Mubarak has historically been instrumental in pushing the Israeli agenda on his nation, playing a major role in supporting the humanitarian blockade of Gaza through the closing of the Rafah Border Crossing and through the construction of a steel wall along the Gaza-Egyptian border in order to stifle Palestinian smuggling tunnels. Due to Mubarak’s loyalty towards Israel and the United States, Vice President Joe Biden has come out against the pro-democracy movement saying to PBS Jim Lehrer that “Mubarak has been an ally of ours in a number of things. And he’s been very responsible on, relative to geopolitical interest in the region, the Middle East peace efforts; the actions Egypt has taken relative to normalizing relationship with – with Israel. … I would not refer to him as a dictator”. Moreover, rather than supporting the will of the people for democracy he has said that “the time has come for President Mubarak to begin to move in the direction that – to be more responsive to some… of the needs of the people out there.”
Recent Wikileaks revelations as reported by The Telegraph (see: Egypt protests: America’s secret backing for rebel leaders behind uprising dated January 29, 2011) and the Russia Today television network state that as far back as 2007 the United States was hosting key opposition leaders and pro-democracy activists from Egypt ain New York. This clearly shows that despite giving billions in military and economic aid to Hosni Mubarak’s regime, the United States did not keep all its eggs in one basket; knowing that the end of the 30 year dictatorship was inevitable. By not relying solely on Mubarak, the US and Israel have prepared for a new government that will still maintain Israeli interests in the region.
So the question remains, when the smoke clears what is the fate for Egypt’s leadership? If Mubarak does concede power and a national unity government is formed, many are eyeing Mohamed ElBaradei—the former Director General of the IAEA for this role. In his tenure as Director General, he maintained the status quo by pushing the US agenda on Iran while ignoring the secret nuclear program of Israel. He has had a close relationship with the West historically –he was an adjunct Professor at NYU School of Law, he is a part of the American Society of International Law, and like Mubarak’s son Gamal, his daughter also lives in London. A government under Elbaradei will in all likelihood maintain the status quo vis-à-vis Israel (just as it was when he was IAEA Director General) but introduce more reforms domestically.

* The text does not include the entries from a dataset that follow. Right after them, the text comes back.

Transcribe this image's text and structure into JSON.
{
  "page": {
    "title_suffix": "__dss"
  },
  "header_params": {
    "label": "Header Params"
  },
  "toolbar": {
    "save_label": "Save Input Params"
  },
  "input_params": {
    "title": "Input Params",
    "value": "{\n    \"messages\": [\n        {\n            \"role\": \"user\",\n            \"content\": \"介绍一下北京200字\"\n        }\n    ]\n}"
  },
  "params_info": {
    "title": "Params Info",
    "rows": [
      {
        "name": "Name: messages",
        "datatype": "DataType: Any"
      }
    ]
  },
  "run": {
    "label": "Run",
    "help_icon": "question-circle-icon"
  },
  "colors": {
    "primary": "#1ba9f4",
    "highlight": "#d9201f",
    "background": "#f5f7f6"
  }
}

Although there are definitely foreign interests at play in the Egyptian uprising, it is still a revolution of the people. The north African revolt has made one thing clear: dictatorships are not immutable. They are governments made by human beings that can be toppled if the masses stand together to demand their rights. The pangs of revolution may come once again to this volatile region if justice fails to be established. After being subdued for half a century under dictatorships, the people have finally woken from their slumber to demand their rights.